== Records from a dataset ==
----------

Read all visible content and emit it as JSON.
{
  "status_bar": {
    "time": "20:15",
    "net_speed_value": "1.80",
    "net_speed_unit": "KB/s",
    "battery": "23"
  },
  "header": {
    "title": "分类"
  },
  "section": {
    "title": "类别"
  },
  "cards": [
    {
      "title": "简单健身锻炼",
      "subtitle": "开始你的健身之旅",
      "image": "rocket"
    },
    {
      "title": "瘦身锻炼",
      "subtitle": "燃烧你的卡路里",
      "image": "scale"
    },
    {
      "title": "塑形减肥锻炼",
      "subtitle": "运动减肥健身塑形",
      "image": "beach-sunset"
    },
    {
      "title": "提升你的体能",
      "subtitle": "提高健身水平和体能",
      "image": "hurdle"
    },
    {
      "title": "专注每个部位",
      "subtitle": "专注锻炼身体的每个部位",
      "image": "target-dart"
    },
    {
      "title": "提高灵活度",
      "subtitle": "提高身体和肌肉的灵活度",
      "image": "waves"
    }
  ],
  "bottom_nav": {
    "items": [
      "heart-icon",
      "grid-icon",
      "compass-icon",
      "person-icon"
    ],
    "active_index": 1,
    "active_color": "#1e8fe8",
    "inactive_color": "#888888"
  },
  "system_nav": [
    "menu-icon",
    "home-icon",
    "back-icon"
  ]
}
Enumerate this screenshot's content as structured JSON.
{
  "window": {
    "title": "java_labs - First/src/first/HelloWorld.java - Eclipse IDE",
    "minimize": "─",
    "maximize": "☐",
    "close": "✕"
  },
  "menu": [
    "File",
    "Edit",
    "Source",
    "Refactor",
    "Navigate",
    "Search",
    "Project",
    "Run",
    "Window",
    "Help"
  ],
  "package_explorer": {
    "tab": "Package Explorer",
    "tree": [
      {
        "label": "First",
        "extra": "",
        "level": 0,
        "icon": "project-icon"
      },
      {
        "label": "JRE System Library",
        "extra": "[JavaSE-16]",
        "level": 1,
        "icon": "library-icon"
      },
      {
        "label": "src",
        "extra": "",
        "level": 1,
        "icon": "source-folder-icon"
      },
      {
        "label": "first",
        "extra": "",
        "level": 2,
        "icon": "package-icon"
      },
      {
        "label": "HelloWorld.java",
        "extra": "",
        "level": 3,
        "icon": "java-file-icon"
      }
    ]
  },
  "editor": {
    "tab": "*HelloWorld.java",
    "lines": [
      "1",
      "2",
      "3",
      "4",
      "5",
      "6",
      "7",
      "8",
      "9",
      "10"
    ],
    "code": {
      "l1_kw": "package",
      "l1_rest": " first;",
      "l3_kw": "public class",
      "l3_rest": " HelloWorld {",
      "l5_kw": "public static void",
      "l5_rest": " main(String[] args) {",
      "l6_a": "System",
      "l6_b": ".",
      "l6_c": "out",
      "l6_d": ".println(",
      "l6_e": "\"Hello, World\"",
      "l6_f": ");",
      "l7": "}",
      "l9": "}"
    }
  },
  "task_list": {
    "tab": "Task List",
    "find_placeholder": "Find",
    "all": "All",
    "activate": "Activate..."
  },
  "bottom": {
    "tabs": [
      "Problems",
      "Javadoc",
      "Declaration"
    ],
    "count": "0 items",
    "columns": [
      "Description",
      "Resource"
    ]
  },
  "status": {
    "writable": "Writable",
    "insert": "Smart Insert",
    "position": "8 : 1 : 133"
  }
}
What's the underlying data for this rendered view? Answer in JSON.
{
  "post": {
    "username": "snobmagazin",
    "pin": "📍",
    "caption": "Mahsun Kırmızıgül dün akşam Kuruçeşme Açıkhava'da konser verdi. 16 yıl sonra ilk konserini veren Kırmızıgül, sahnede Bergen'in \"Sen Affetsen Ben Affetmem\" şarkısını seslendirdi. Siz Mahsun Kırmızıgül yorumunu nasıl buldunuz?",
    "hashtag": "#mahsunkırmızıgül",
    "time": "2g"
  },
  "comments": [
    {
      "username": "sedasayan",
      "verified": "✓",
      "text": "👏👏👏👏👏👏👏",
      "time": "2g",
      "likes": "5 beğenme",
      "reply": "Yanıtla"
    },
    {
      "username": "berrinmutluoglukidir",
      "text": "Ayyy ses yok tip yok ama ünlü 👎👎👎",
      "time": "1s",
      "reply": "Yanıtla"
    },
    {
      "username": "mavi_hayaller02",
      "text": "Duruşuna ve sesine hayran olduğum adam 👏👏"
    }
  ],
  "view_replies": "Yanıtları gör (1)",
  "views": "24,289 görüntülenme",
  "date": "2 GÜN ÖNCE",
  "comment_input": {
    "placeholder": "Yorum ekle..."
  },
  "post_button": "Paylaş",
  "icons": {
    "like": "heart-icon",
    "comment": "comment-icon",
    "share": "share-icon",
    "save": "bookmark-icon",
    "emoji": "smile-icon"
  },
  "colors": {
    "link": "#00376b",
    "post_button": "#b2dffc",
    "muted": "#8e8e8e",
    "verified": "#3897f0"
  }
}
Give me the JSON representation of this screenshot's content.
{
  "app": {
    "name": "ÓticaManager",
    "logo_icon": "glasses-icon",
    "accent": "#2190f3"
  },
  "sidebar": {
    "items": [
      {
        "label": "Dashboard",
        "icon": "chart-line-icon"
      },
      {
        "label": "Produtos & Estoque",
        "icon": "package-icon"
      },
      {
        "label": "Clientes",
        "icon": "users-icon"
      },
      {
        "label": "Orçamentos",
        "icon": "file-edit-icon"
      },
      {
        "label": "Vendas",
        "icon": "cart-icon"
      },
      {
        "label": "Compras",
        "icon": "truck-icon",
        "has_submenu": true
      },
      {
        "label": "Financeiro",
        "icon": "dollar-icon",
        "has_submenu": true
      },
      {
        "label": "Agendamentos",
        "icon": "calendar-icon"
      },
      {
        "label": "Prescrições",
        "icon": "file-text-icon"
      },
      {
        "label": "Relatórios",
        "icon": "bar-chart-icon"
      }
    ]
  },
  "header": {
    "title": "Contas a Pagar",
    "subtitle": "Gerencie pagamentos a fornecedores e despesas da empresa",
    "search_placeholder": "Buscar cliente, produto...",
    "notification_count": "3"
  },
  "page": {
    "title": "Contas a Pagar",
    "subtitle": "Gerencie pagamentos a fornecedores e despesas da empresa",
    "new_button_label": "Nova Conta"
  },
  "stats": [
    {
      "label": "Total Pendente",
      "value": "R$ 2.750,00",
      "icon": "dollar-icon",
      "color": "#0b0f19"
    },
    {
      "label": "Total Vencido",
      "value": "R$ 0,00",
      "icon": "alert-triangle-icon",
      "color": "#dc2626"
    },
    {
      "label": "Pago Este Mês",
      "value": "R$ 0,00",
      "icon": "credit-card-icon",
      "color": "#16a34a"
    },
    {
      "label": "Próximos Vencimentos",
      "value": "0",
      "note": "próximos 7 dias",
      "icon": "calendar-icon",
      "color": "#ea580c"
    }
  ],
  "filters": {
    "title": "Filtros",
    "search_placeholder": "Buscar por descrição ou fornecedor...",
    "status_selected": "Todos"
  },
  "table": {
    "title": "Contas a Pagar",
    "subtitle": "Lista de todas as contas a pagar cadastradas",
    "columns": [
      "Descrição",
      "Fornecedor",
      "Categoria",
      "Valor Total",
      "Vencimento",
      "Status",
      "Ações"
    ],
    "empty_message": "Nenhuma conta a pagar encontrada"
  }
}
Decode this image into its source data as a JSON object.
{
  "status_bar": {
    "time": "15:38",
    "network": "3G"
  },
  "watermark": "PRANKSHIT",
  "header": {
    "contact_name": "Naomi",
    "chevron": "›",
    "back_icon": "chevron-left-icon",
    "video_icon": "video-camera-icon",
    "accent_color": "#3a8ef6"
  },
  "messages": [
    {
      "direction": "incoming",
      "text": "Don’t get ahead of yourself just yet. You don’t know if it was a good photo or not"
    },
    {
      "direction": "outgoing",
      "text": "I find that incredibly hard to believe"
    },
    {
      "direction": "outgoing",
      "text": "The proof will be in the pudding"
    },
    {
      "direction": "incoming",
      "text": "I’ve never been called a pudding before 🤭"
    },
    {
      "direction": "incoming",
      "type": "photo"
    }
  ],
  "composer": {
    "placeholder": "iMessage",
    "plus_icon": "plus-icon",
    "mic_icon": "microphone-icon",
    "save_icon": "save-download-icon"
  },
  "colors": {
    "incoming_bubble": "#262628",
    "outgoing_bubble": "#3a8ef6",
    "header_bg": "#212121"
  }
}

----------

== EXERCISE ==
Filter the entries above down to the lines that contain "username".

== OUTPUT OF THE EXERCISE ==
    "username": "snobmagazin",
      "username": "sedasayan",
      "username": "berrinmutluoglukidir",
      "username": "mavi_hayaller02",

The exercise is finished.